Princeton University may soon end a policy that limited how many A's could be distributed to students.
A faculty committee appointed by University President Christopher Eisgruber to review the school's grading policies announced this week that Princeton's grading guidelines need to be changed, according to NJ.com.
The current policy advises that A's cannot account for more than 35 percent of the grades given in undergraduate courses. Although the intention of the grading system was "to provide fair and consistent standards across the University," and to combat grade inflation, the faculty committee found that limiting the amount of A's increases student stress.
The report said those 35 percent caps "are too often misinterpreted as quotas," as the New York Times notes.
As part of its reviewing process, the committee surveyed students. Here are some of the grievances students expressed about Princeton's grading policy:
I received a 91 on a midterm exam in a [particular department] course this past fall (my concentration), but the 91 was scratched out and replaced with an 88. When I asked my professor why he reduced by score, he told me that normally the paper would be an A-, but due to grade deflation, he was forced to lower several students' grades to a B+.
I have experience[d] multiple negative effects from the grading policy. Because of grade deflation it has been extremely difficult to find any kind of collaborative environment in any department and class I have taken at Princeton. Often even good friends of mine would refuse to explain simple concepts that I might have not understood in class for fear that I would do better than them. I have also heard from others about students actively sabotaging other students' grades by giving them the wrong notes or telling them wrong information. Classes here often feel like shark tanks. If I had known about this I very probably would have not attended Princeton despite it being a wonderful university otherwise.
I had to drop being Pre-Med here because the grades I was getting in the sceinces were too low. I was getting low grades not because I didn't understand the material, but because the curve was getting messed up by kids who were very advanced in chemistry and taking Intro to Chem and getting 100's on the exams. Now my parents have to help me pay for a post-bac program so that I can take the sciences elsewhere post-graduation because Princeton didn't allow me to take the necessary next step to realizing my dream by giving me unfair grades in the sciences...
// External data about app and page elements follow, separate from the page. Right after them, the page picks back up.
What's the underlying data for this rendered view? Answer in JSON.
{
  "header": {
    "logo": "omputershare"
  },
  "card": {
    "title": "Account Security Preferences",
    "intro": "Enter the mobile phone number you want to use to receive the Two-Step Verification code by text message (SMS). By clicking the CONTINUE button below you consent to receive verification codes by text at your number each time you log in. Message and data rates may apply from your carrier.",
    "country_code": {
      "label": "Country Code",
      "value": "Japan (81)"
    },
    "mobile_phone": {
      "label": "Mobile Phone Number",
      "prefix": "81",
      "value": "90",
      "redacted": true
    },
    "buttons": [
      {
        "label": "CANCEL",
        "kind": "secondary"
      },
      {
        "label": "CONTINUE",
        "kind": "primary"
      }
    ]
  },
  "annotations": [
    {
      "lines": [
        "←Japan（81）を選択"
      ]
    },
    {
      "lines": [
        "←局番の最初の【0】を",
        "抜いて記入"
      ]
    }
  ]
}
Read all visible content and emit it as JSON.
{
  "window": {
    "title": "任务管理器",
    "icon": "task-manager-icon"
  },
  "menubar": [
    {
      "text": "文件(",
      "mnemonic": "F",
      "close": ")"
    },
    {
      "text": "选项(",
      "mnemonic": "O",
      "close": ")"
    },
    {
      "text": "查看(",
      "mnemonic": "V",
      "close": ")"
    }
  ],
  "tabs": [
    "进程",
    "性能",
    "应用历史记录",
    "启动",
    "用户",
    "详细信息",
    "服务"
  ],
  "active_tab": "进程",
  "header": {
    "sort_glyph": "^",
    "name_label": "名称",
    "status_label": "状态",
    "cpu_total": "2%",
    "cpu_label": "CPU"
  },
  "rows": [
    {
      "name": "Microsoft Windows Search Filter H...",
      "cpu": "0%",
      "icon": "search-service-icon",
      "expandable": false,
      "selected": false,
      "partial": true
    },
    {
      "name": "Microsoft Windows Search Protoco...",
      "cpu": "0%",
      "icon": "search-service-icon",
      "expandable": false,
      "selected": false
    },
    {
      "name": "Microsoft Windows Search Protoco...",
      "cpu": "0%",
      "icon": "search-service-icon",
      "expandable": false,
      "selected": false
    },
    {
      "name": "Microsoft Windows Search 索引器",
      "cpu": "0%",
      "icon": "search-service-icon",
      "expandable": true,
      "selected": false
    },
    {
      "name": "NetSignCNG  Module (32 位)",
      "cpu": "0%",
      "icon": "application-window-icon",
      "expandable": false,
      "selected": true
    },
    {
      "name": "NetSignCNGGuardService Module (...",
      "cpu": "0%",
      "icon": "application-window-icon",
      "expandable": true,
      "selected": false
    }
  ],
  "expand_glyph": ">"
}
However, some students remain in favor of Princeton's lack of grade inflation:
I think the rigorous standards (either natural to Princeton or caused by the grade deflation policy) have definitely pushed me harder to do better work, especially in the classes I enjoy. I think one of the unmentioned effects is the clarification I feel because of grade deflation. In some classes, I'll feel very stressed trying to produce quality of work, but in others, I enjoy putting the extra time/effort in and want to be challenged. Unsurprisingly, this helped me figure out which departments and disciplines I enjoy, and which I would rather avoid.
The grading policy provides students (myself included) with an easy excuse anytime we receive grades that we don't feel reflect our work.
According to the committee's report, "the best reasons to change Princeton’s grading policy have more to do with psychological factors and campus atmosphere" than with improving students' post-graduate opportunities. In order to reshape Princeton's academic culture, the committee recommended removing the numerical targets from the grading policy, charging departments with developing their own grading standards and dissolving the Committee on Grading.
For details on each recommendation, see the full report here.